Practice Relating to Rule 146. Reprisals against Protected Persons
Section E. Civilians in general
In 1983, in a letter to the UN Secretary-General in response to Iranian allegations relative to attacks on civilians and civilian objects by Iraq, Iraq recalled its position according to which the bombardment of cities and economic installations had been initiated by the Islamic Republic of Iran in 1980. It also questioned the Islamic Republic of Iran’s statement: “Although the Iraqi cities are well within the range of our artillery … Iran has no intention of retaliation against civilians.”
In 1987, in a letter to the UN Secretary-General following a meeting between officials of both parties to the Iran–Iraq War, Iraq stated:
Iraq has long hesitated before responding to the cruel and deliberate bombardments of Iraqi towns contemptuously carried out by the Iranian régime; over a period of several months that régime had on numerous occasions fired missiles on Baghdad and pounded Basra, Sulaymaniyah and other Iraqi towns with its heavy artillery. Iraq had not retaliated for those acts of aggression, choosing instead to issue repeated warnings that had gone unheeded. [These acts had forced] Iraq to deter the aggressor … The following decisions were taken … First: Iraq will halt its bombardment of Iranian towns for two weeks as of … Iraq will consider itself released from this commitment and will resume its bombings forcefully and on greater scale if the forces of the Iranian régime shell Iraqi towns and residential areas and if the Iranian régime launches a new assault against Iraqi territory and Iraq’s international borders. Secondly: This temporary halt in the bombing of towns is contingent upon the position of the Iranian régime with regard to peace; that régime must unequivocally espouse a new position consistent with international law.
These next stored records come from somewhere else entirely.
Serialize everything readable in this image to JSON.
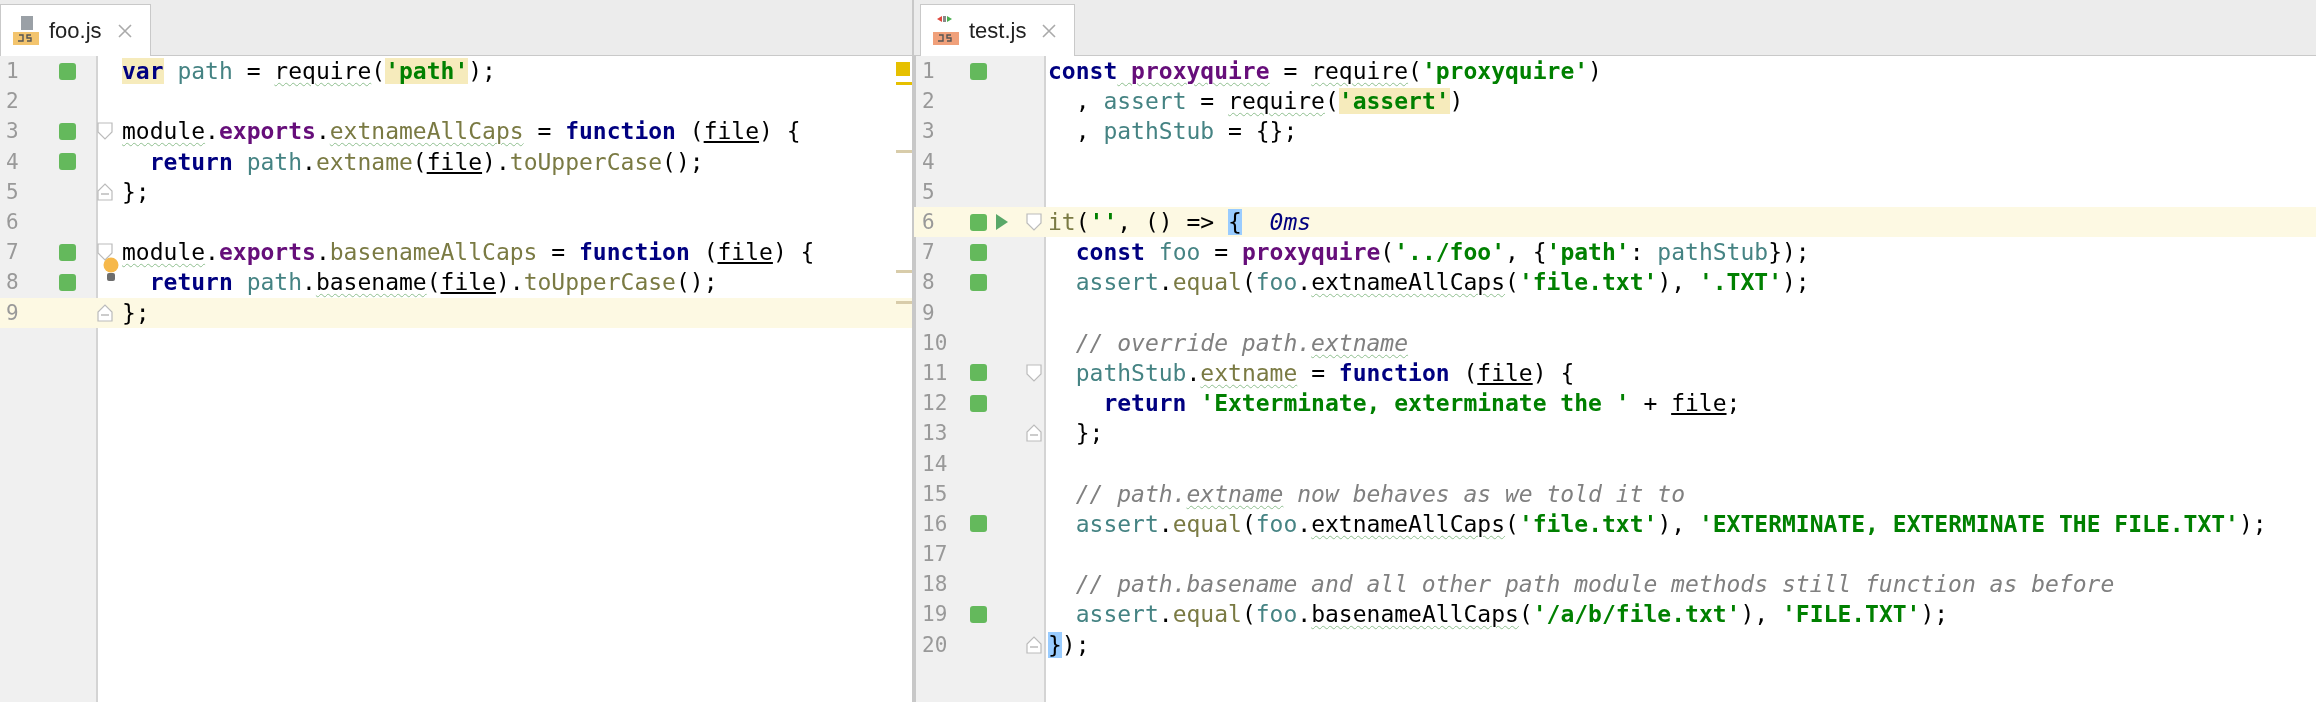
{
  "panes": [
    {
      "tab": {
        "label": "foo.js",
        "selected": true,
        "test": false
      },
      "lines": [
        {
          "number": "1",
          "covered": true,
          "current": false,
          "tokens": [
            {
              "text": "var",
              "kind": "keyword",
              "highlighted": true
            },
            {
              "text": " path",
              "kind": "variable"
            },
            {
              "text": " = ",
              "kind": "plain"
            },
            {
              "text": "require",
              "kind": "plain",
              "wavy": true
            },
            {
              "text": "(",
              "kind": "plain"
            },
            {
              "text": "'path'",
              "kind": "string",
              "highlighted": true
            },
            {
              "text": ");",
              "kind": "plain"
            }
          ]
        },
        {
          "number": "2",
          "covered": false,
          "current": false
        },
        {
          "number": "3",
          "covered": true,
          "current": false,
          "fold_start": true,
          "tokens": [
            {
              "text": "module",
              "kind": "plain",
              "wavy": true
            },
            {
              "text": ".",
              "kind": "plain"
            },
            {
              "text": "exports",
              "kind": "property"
            },
            {
              "text": ".",
              "kind": "plain"
            },
            {
              "text": "extnameAllCaps",
              "kind": "function",
              "wavy": true
            },
            {
              "text": " = ",
              "kind": "plain"
            },
            {
              "text": "function",
              "kind": "keyword"
            },
            {
              "text": " (",
              "kind": "plain"
            },
            {
              "text": "file",
              "kind": "param"
            },
            {
              "text": ") {",
              "kind": "plain"
            }
          ]
        },
        {
          "number": "4",
          "covered": true,
          "current": false,
          "tokens": [
            {
              "text": "  return",
              "kind": "keyword"
            },
            {
              "text": " path",
              "kind": "variable"
            },
            {
              "text": ".",
              "kind": "plain"
            },
            {
              "text": "extname",
              "kind": "function"
            },
            {
              "text": "(",
              "kind": "plain"
            },
            {
              "text": "file",
              "kind": "param"
            },
            {
              "text": ").",
              "kind": "plain"
            },
            {
              "text": "toUpperCase",
              "kind": "function"
            },
            {
              "text": "();",
              "kind": "plain"
            }
          ]
        },
        {
          "number": "5",
          "covered": false,
          "current": false,
          "fold_end": true,
          "tokens": [
            {
              "text": "};",
              "kind": "plain"
            }
          ]
        },
        {
          "number": "6",
          "covered": false,
          "current": false
        },
        {
          "number": "7",
          "covered": true,
          "current": false,
          "fold_start": true,
          "tokens": [
            {
              "text": "module",
              "kind": "plain",
              "wavy": true
            },
            {
              "text": ".",
              "kind": "plain"
            },
            {
              "text": "exports",
              "kind": "property"
            },
            {
              "text": ".",
              "kind": "plain"
            },
            {
              "text": "basenameAllCaps",
              "kind": "function"
            },
            {
              "text": " = ",
              "kind": "plain"
            },
            {
              "text": "function",
              "kind": "keyword"
            },
            {
              "text": " (",
              "kind": "plain"
            },
            {
              "text": "file",
              "kind": "param"
            },
            {
              "text": ") {",
              "kind": "plain"
            }
          ]
        },
        {
          "number": "8",
          "covered": true,
          "current": false,
          "intention": true,
          "tokens": [
            {
              "text": "  return",
              "kind": "keyword"
            },
            {
              "text": " path",
              "kind": "variable"
            },
            {
              "text": ".",
              "kind": "plain"
            },
            {
              "text": "basename",
              "kind": "plain",
              "wavy": true
            },
            {
              "text": "(",
              "kind": "plain"
            },
            {
              "text": "file",
              "kind": "param"
            },
            {
              "text": ").",
              "kind": "plain"
            },
            {
              "text": "toUpperCase",
              "kind": "function"
            },
            {
              "text": "();",
              "kind": "plain"
            }
          ]
        },
        {
          "number": "9",
          "covered": false,
          "current": true,
          "fold_end": true,
          "tokens": [
            {
              "text": "};",
              "kind": "plain"
            }
          ]
        }
      ]
    },
    {
      "tab": {
        "label": "test.js",
        "selected": true,
        "test": true
      },
      "lines": [
        {
          "number": "1",
          "covered": true,
          "current": false,
          "tokens": [
            {
              "text": "const",
              "kind": "keyword"
            },
            {
              "text": " proxyquire",
              "kind": "property",
              "wavy": true
            },
            {
              "text": " = ",
              "kind": "plain"
            },
            {
              "text": "require",
              "kind": "plain",
              "wavy": true
            },
            {
              "text": "(",
              "kind": "plain"
            },
            {
              "text": "'proxyquire'",
              "kind": "string"
            },
            {
              "text": ")",
              "kind": "plain"
            }
          ]
        },
        {
          "number": "2",
          "covered": false,
          "current": false,
          "tokens": [
            {
              "text": "  , ",
              "kind": "plain"
            },
            {
              "text": "assert",
              "kind": "variable"
            },
            {
              "text": " = ",
              "kind": "plain"
            },
            {
              "text": "require",
              "kind": "plain",
              "wavy": true
            },
            {
              "text": "(",
              "kind": "plain"
            },
            {
              "text": "'assert'",
              "kind": "string",
              "highlighted": true
            },
            {
              "text": ")",
              "kind": "plain"
            }
          ]
        },
        {
          "number": "3",
          "covered": false,
          "current": false,
          "tokens": [
            {
              "text": "  , ",
              "kind": "plain"
            },
            {
              "text": "pathStub",
              "kind": "variable"
            },
            {
              "text": " = {};",
              "kind": "plain"
            }
          ]
        },
        {
          "number": "4",
          "covered": false,
          "current": false
        },
        {
          "number": "5",
          "covered": false,
          "current": false
        },
        {
          "number": "6",
          "covered": true,
          "current": true,
          "runnable": true,
          "fold_start": true,
          "tokens": [
            {
              "text": "it",
              "kind": "function"
            },
            {
              "text": "(",
              "kind": "plain"
            },
            {
              "text": "''",
              "kind": "string"
            },
            {
              "text": ", () => ",
              "kind": "plain"
            },
            {
              "text": "{",
              "kind": "plain",
              "matched": true
            },
            {
              "text": "  0ms",
              "kind": "hint"
            }
          ]
        },
        {
          "number": "7",
          "covered": true,
          "current": false,
          "tokens": [
            {
              "text": "  const",
              "kind": "keyword"
            },
            {
              "text": " foo",
              "kind": "variable"
            },
            {
              "text": " = ",
              "kind": "plain"
            },
            {
              "text": "proxyquire",
              "kind": "property"
            },
            {
              "text": "(",
              "kind": "plain"
            },
            {
              "text": "'../foo'",
              "kind": "string"
            },
            {
              "text": ", {",
              "kind": "plain"
            },
            {
              "text": "'path'",
              "kind": "string"
            },
            {
              "text": ": ",
              "kind": "plain"
            },
            {
              "text": "pathStub",
              "kind": "variable"
            },
            {
              "text": "});",
              "kind": "plain"
            }
          ]
        },
        {
          "number": "8",
          "covered": true,
          "current": false,
          "tokens": [
            {
              "text": "  assert",
              "kind": "variable"
            },
            {
              "text": ".",
              "kind": "plain"
            },
            {
              "text": "equal",
              "kind": "function"
            },
            {
              "text": "(",
              "kind": "plain"
            },
            {
              "text": "foo",
              "kind": "variable"
            },
            {
              "text": ".",
              "kind": "plain"
            },
            {
              "text": "extnameAllCaps",
              "kind": "plain",
              "wavy": true
            },
            {
              "text": "(",
              "kind": "plain"
            },
            {
              "text": "'file.txt'",
              "kind": "string"
            },
            {
              "text": "), ",
              "kind": "plain"
            },
            {
              "text": "'.TXT'",
              "kind": "string"
            },
            {
              "text": ");",
              "kind": "plain"
            }
          ]
        },
        {
          "number": "9",
          "covered": false,
          "current": false
        },
        {
          "number": "10",
          "covered": false,
          "current": false,
          "tokens": [
            {
              "text": "  // override path.",
              "kind": "comment"
            },
            {
              "text": "extname",
              "kind": "comment",
              "wavy": true
            }
          ]
        },
        {
          "number": "11",
          "covered": true,
          "current": false,
          "fold_start": true,
          "tokens": [
            {
              "text": "  pathStub",
              "kind": "variable"
            },
            {
              "text": ".",
              "kind": "plain"
            },
            {
              "text": "extname",
              "kind": "function",
              "wavy": true
            },
            {
              "text": " = ",
              "kind": "plain"
            },
            {
              "text": "function",
              "kind": "keyword"
            },
            {
              "text": " (",
              "kind": "plain"
            },
            {
              "text": "file",
              "kind": "param"
            },
            {
              "text": ") {",
              "kind": "plain"
            }
          ]
        },
        {
          "number": "12",
          "covered": true,
          "current": false,
          "tokens": [
            {
              "text": "    return",
              "kind": "keyword"
            },
            {
              "text": " 'Exterminate, exterminate the '",
              "kind": "string"
            },
            {
              "text": " + ",
              "kind": "plain"
            },
            {
              "text": "file",
              "kind": "param"
            },
            {
              "text": ";",
              "kind": "plain"
            }
          ]
        },
        {
          "number": "13",
          "covered": false,
          "current": false,
          "fold_end": true,
          "tokens": [
            {
              "text": "  };",
              "kind": "plain"
            }
          ]
        },
        {
          "number": "14",
          "covered": false,
          "current": false
        },
        {
          "number": "15",
          "covered": false,
          "current": false,
          "tokens": [
            {
              "text": "  // path.",
              "kind": "comment"
            },
            {
              "text": "extname",
              "kind": "comment",
              "wavy": true
            },
            {
              "text": " now behaves as we told it to",
              "kind": "comment"
            }
          ]
        },
        {
          "number": "16",
          "covered": true,
          "current": false,
          "tokens": [
            {
              "text": "  assert",
              "kind": "variable"
            },
            {
              "text": ".",
              "kind": "plain"
            },
            {
              "text": "equal",
              "kind": "function"
            },
            {
              "text": "(",
              "kind": "plain"
            },
            {
              "text": "foo",
              "kind": "variable"
            },
            {
              "text": ".",
              "kind": "plain"
            },
            {
              "text": "extnameAllCaps",
              "kind": "plain",
              "wavy": true
            },
            {
              "text": "(",
              "kind": "plain"
            },
            {
              "text": "'file.txt'",
              "kind": "string"
            },
            {
              "text": "), ",
              "kind": "plain"
            },
            {
              "text": "'EXTERMINATE, EXTERMINATE THE FILE.TXT'",
              "kind": "string"
            },
            {
              "text": ");",
              "kind": "plain"
            }
          ]
        },
        {
          "number": "17",
          "covered": false,
          "current": false
        },
        {
          "number": "18",
          "covered": false,
          "current": false,
          "tokens": [
            {
              "text": "  // path.basename and all other path module methods still function as before",
              "kind": "comment"
            }
          ]
        },
        {
          "number": "19",
          "covered": true,
          "current": false,
          "tokens": [
            {
              "text": "  assert",
              "kind": "variable"
            },
            {
              "text": ".",
              "kind": "plain"
            },
            {
              "text": "equal",
              "kind": "function"
            },
            {
              "text": "(",
              "kind": "plain"
            },
            {
              "text": "foo",
              "kind": "variable"
            },
            {
              "text": ".",
              "kind": "plain"
            },
            {
              "text": "basenameAllCaps",
              "kind": "plain",
              "wavy": true
            },
            {
              "text": "(",
              "kind": "plain"
            },
            {
              "text": "'/a/b/file.txt'",
              "kind": "string"
            },
            {
              "text": "), ",
              "kind": "plain"
            },
            {
              "text": "'FILE.TXT'",
              "kind": "string"
            },
            {
              "text": ");",
              "kind": "plain"
            }
          ]
        },
        {
          "number": "20",
          "covered": false,
          "current": false,
          "fold_end": true,
          "tokens": [
            {
              "text": "}",
              "kind": "plain",
              "matched": true
            },
            {
              "text": ");",
              "kind": "plain"
            }
          ]
        }
      ]
    }
  ]
}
On the basis of a reply by Iraq’s Ministry of Defence to a questionnaire, the Report on the Practice of Iraq states that reprisals “must not be directed, in any way, against … civilians … but [have] to be confined to purely military targets”.